• [What is required]:
Where does the string "Ηλία" appear in the records? Copy each line that holds it.

[Collected data]
::::::

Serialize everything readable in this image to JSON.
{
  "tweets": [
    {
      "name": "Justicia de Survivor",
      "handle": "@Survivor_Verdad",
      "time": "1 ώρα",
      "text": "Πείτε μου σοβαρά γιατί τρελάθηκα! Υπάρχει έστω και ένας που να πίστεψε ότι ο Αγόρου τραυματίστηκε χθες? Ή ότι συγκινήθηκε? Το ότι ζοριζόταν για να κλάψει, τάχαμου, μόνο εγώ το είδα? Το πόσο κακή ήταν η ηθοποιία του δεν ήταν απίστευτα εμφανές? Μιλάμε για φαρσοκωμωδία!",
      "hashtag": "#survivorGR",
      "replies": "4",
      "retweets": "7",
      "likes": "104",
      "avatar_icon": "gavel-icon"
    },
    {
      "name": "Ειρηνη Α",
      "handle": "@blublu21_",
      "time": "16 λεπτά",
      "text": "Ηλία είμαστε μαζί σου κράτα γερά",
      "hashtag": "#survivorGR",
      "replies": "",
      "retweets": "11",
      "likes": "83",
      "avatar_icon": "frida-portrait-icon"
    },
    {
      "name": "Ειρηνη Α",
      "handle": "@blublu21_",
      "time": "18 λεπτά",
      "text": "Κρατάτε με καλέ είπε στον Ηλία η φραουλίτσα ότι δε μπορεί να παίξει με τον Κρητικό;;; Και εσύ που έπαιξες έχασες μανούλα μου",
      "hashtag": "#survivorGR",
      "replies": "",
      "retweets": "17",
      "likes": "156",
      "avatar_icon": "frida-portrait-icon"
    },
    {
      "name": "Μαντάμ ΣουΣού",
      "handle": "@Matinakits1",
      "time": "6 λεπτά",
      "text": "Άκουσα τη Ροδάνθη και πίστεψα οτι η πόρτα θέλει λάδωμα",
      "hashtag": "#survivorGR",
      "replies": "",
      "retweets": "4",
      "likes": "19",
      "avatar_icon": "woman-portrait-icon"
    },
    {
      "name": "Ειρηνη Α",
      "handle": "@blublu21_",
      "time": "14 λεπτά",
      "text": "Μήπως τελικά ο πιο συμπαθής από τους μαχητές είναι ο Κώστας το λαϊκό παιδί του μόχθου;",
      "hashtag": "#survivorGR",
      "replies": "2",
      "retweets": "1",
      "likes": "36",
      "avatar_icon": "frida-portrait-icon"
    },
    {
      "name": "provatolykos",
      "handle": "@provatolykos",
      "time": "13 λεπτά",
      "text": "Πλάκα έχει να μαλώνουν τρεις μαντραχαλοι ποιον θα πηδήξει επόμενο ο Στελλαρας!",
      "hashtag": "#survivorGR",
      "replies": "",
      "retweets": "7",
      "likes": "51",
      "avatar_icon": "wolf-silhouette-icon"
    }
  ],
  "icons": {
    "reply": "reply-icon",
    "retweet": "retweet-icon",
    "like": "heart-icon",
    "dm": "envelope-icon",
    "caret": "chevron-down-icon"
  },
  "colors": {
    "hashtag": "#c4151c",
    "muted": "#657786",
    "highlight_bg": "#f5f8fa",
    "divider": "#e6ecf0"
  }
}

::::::

• [Output]:
      "text": "Ηλία είμαστε μαζί σου κράτα γερά",
      "text": "Κρατάτε με καλέ είπε στον Ηλία η φραουλίτσα ότι δε μπορεί να παίξει με τον Κρητικό;;; Και εσύ που έπαιξες έχασες μανούλα μου",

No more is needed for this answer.